Analysis of six different studies found drinking tea helped the brain to stay sharper
Scientists believe some compounds such as theanine could protect against Alzheimer's

Fiona Macrae


16:26 GMT, 11 February 2013



01:55 GMT, 12 February 2013

Brain boost: There is growing evidence linking a good cuppa with a reduction in cognitive decline

Brain boost: evidence linking a cuppa with a reduction in cognitive decline

It's the national drink that millions of us turn to when we need a pick-me-up.

But tea does far more than just help to wake us up. Scientists say the traditional cuppa can keep the mind sharp into old age.

And the benefits of drinking as little as one to three cups a day in staving off mental decline are especially pronounced among women.

In one study, of almost 1,500 men and women in Singapore, drinking more than four cups a day cut the odds of memory failing by three-quarters.

Even just one to three cups of Ceylon tea a day had an effect, cutting the odds of cognitive decline by 43 per cent.

It is thought compounds in tea may protect against the poisons that ravage the brain in Alzheimer’s.

Possibilities include theanine, a plant chemical found only in tea and in mushrooms.

Experts in the US analysed several studies on the effect of caffeinated drinks on memory and mental alertness. The thousands of men and women who took part logged how often they drank tea or coffee and did a memory test that is used in the initial stages of diagnosing Alzheimer’s disease.

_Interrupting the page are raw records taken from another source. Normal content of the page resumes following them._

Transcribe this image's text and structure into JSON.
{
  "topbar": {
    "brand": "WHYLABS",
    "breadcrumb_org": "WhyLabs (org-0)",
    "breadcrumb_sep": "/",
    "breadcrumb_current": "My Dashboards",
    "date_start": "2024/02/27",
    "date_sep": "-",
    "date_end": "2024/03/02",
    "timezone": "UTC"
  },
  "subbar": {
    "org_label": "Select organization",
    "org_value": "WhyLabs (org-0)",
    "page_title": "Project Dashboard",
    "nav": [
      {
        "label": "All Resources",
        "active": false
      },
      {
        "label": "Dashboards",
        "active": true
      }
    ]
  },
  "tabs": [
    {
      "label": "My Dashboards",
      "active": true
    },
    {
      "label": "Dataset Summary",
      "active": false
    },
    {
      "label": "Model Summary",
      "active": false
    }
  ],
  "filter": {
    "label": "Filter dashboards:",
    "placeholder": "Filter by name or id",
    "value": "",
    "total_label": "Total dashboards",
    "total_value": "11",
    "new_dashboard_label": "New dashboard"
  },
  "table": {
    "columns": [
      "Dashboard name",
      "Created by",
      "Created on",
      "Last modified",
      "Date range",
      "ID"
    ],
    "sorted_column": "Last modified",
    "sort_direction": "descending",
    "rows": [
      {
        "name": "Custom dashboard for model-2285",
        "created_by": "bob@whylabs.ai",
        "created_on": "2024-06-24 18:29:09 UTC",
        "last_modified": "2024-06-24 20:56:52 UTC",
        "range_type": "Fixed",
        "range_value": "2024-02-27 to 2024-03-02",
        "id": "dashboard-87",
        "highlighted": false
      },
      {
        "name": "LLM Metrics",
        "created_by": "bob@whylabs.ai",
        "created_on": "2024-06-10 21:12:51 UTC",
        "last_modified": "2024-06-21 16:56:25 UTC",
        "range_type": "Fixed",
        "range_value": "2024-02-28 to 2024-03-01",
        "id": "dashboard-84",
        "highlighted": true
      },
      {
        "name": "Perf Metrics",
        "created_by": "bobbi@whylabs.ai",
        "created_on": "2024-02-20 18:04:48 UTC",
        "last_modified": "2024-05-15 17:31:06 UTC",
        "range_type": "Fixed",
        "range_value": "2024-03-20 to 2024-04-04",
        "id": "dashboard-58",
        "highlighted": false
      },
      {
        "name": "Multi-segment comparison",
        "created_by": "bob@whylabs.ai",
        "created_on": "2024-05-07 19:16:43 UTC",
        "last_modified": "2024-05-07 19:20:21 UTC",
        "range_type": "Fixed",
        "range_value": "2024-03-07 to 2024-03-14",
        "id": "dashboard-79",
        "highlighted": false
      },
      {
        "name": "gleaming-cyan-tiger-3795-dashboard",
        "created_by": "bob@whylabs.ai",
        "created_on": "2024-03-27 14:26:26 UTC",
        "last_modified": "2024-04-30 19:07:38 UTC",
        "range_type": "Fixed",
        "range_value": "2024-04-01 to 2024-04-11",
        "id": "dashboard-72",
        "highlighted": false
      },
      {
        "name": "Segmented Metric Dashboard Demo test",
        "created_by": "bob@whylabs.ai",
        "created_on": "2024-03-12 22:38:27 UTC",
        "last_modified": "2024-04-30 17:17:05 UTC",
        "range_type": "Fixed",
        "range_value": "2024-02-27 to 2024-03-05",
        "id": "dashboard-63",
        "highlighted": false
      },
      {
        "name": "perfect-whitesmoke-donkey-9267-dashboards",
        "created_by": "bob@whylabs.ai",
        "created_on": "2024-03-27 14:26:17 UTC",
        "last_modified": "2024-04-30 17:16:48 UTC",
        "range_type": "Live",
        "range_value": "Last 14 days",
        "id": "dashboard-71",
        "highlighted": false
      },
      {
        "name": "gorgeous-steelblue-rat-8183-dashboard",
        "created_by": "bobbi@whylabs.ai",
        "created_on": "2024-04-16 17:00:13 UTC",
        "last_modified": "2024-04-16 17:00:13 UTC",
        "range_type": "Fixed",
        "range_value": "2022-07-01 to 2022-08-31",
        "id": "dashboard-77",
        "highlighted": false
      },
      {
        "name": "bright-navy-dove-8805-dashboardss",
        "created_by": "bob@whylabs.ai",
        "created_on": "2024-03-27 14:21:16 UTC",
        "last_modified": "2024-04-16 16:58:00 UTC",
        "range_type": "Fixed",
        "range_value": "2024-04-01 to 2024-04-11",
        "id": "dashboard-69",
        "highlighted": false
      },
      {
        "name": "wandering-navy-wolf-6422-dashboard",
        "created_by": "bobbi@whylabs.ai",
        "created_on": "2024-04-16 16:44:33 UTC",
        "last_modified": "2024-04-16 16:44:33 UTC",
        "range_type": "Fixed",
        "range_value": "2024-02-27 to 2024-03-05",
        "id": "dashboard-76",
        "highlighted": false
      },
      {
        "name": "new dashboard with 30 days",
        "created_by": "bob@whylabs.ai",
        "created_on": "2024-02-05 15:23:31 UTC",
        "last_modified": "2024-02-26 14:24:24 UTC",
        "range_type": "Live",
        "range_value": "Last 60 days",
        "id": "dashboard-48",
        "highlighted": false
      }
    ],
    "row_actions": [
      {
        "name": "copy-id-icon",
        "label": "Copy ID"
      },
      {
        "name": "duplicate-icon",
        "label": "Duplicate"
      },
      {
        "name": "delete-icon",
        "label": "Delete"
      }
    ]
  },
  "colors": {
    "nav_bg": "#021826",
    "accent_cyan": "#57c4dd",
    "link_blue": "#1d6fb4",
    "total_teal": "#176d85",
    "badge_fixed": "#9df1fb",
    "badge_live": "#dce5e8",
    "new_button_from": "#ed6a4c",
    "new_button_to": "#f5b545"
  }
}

Up to ten years later, they resat the test and any fall in score was noted.

The brain stayed sharper in those who drank tea in all the studies that included the drink, the journal Advances in Nutrition reports.

A study which tracked 4,000 Americans for almost eight years suggested tea to be of particular benefit to women.

The University of California researchers who reviewed the studies said the weaker results for coffee mean caffeine is unlikely to be responsible for the cognitive benefits.

Some of the compounds in tea may provide protection against the poisons that ravage the brain in Alzheimers.

Tea leaves: Some of the compounds in tea may provide protection against the poisons that ravage the brain in Alzheimer's

Britons drink 165 million cups of tea every day – making it more than twice as popular as coffee.

Jessica Smith of
the Alzheimer’s Society said: ‘There is building evidence linking a
cuppa and a reduction in cognitive decline.

‘However, we are a long way from being able to say for sure a regular brew will reduce your risk of developing dementia.

‘The best way to reduce your risk is to eat a balanced diet, exercise regularly and not smoke.’